• [About this exercise] Sift the material for lines containing "panel", and return them.

• [Input records]
=== Section Start ===
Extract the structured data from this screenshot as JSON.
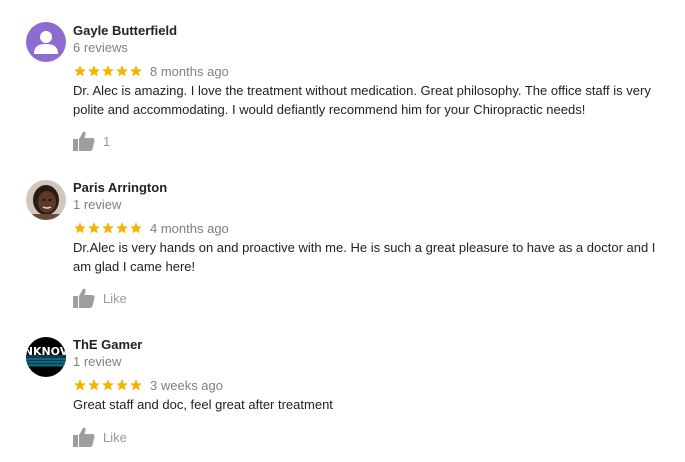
{
  "colors": {
    "star": "#F4B400",
    "thumb": "#9e9e9e",
    "avatar_purple": "#8e6ccf"
  },
  "reviews": [
    {
      "name": "Gayle Butterfield",
      "review_count": "6 reviews",
      "rating": 5,
      "date": "8 months ago",
      "text": "Dr. Alec is amazing.  I love the treatment without medication.  Great philosophy.  The office staff is very polite and accommodating.  I would defiantly recommend him for your Chiropractic needs!",
      "like_label": "1",
      "avatar_icon": "person-icon"
    },
    {
      "name": "Paris Arrington",
      "review_count": "1 review",
      "rating": 5,
      "date": "4 months ago",
      "text": "Dr.Alec is very hands on and proactive with me. He is such a great pleasure to have as a doctor and I am glad I came here!",
      "like_label": "Like",
      "avatar_icon": "profile-photo"
    },
    {
      "name": "ThE Gamer",
      "review_count": "1 review",
      "rating": 5,
      "date": "3 weeks ago",
      "text": "Great staff and doc, feel great after treatment",
      "like_label": "Like",
      "avatar_icon": "gamer-logo",
      "avatar_text": "NKNOV"
    }
  ]
}
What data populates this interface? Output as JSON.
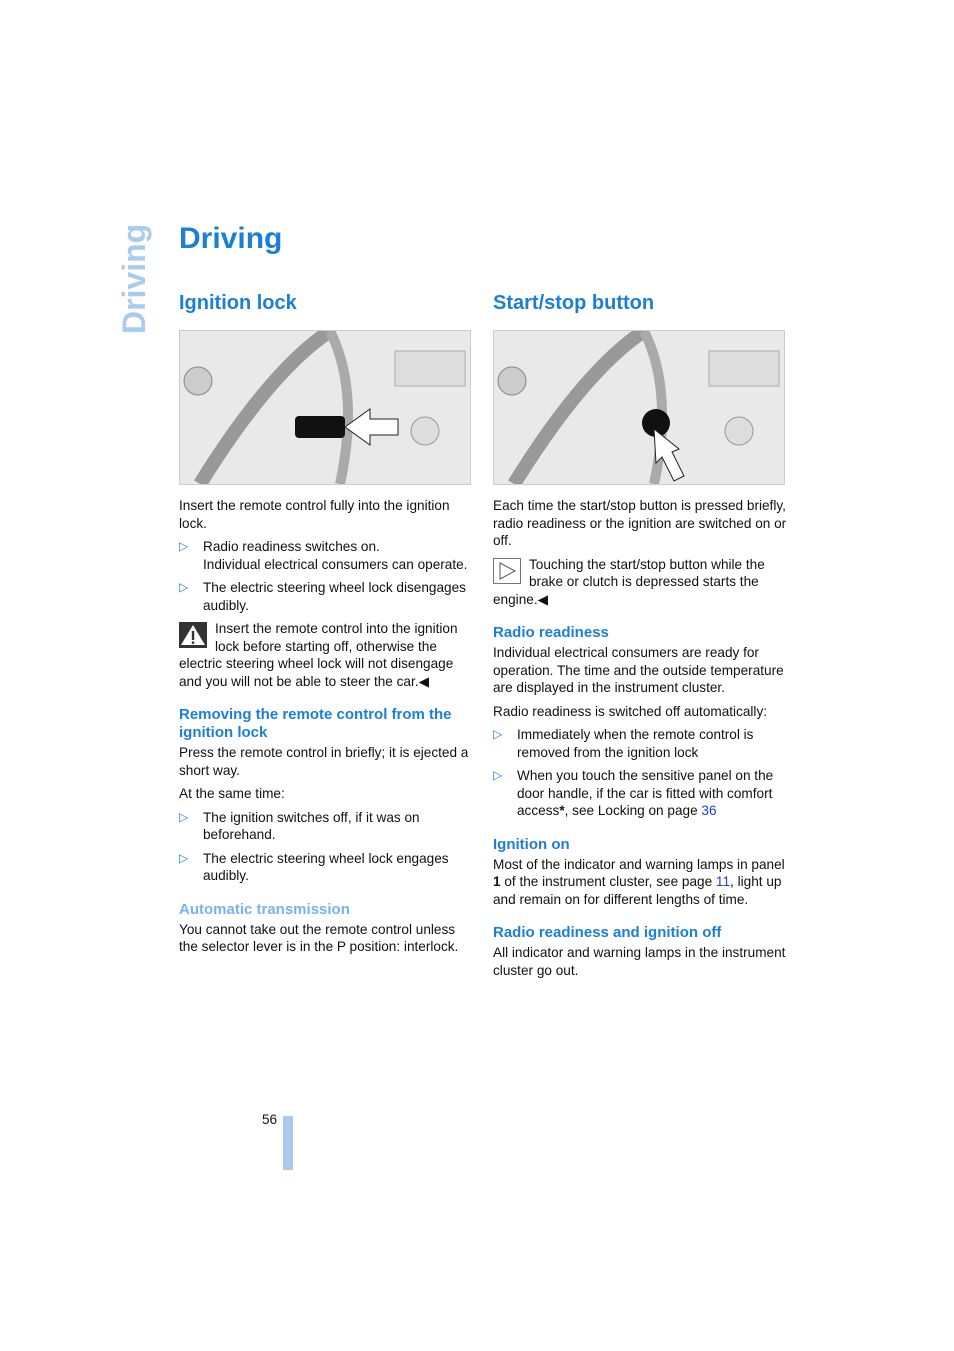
{
  "side_tab": "Driving",
  "title": "Driving",
  "left": {
    "heading": "Ignition lock",
    "intro": "Insert the remote control fully into the ignition lock.",
    "bullets": [
      {
        "line1": "Radio readiness switches on.",
        "line2": "Individual electrical consumers can operate."
      },
      {
        "line1": "The electric steering wheel lock disengages audibly."
      }
    ],
    "warning": "Insert the remote control into the ignition lock before starting off, otherwise the electric steering wheel lock will not disengage and you will not be able to steer the car.",
    "removing": {
      "heading": "Removing the remote control from the ignition lock",
      "text": "Press the remote control in briefly; it is ejected a short way.",
      "same_time": "At the same time:",
      "bullets": [
        "The ignition switches off, if it was on beforehand.",
        "The electric steering wheel lock engages audibly."
      ]
    },
    "auto": {
      "heading": "Automatic transmission",
      "text": "You cannot take out the remote control unless the selector lever is in the P position: interlock."
    }
  },
  "right": {
    "heading": "Start/stop button",
    "intro": "Each time the start/stop button is pressed briefly, radio readiness or the ignition are switched on or off.",
    "note": "Touching the start/stop button while the brake or clutch is depressed starts the engine.",
    "radio": {
      "heading": "Radio readiness",
      "text": "Individual electrical consumers are ready for operation. The time and the outside temperature are displayed in the instrument cluster.",
      "auto_off": "Radio readiness is switched off automatically:",
      "bullet1": "Immediately when the remote control is removed from the ignition lock",
      "bullet2_pre": "When you touch the sensitive panel on the door handle, if the car is fitted with comfort access",
      "bullet2_star": "*",
      "bullet2_mid": ", see Locking on page ",
      "bullet2_page": "36"
    },
    "ign": {
      "heading": "Ignition on",
      "pre": "Most of the indicator and warning lamps in panel ",
      "bold": "1",
      "mid": " of the instrument cluster, see page ",
      "page": "11",
      "post": ", light up and remain on for different lengths of time."
    },
    "off": {
      "heading": "Radio readiness and ignition off",
      "text": "All indicator and warning lamps in the instrument cluster go out."
    }
  },
  "page_number": "56",
  "colors": {
    "heading": "#1b7fd6",
    "subheading_light": "#76b3ee",
    "tab": "#a8cbee",
    "link": "#1b3fd6"
  }
}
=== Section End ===
• [Task solution]
      "bullet2_pre": "When you touch the sensitive panel on the door handle, if the car is fitted with comfort access",
      "pre": "Most of the indicator and warning lamps in panel ",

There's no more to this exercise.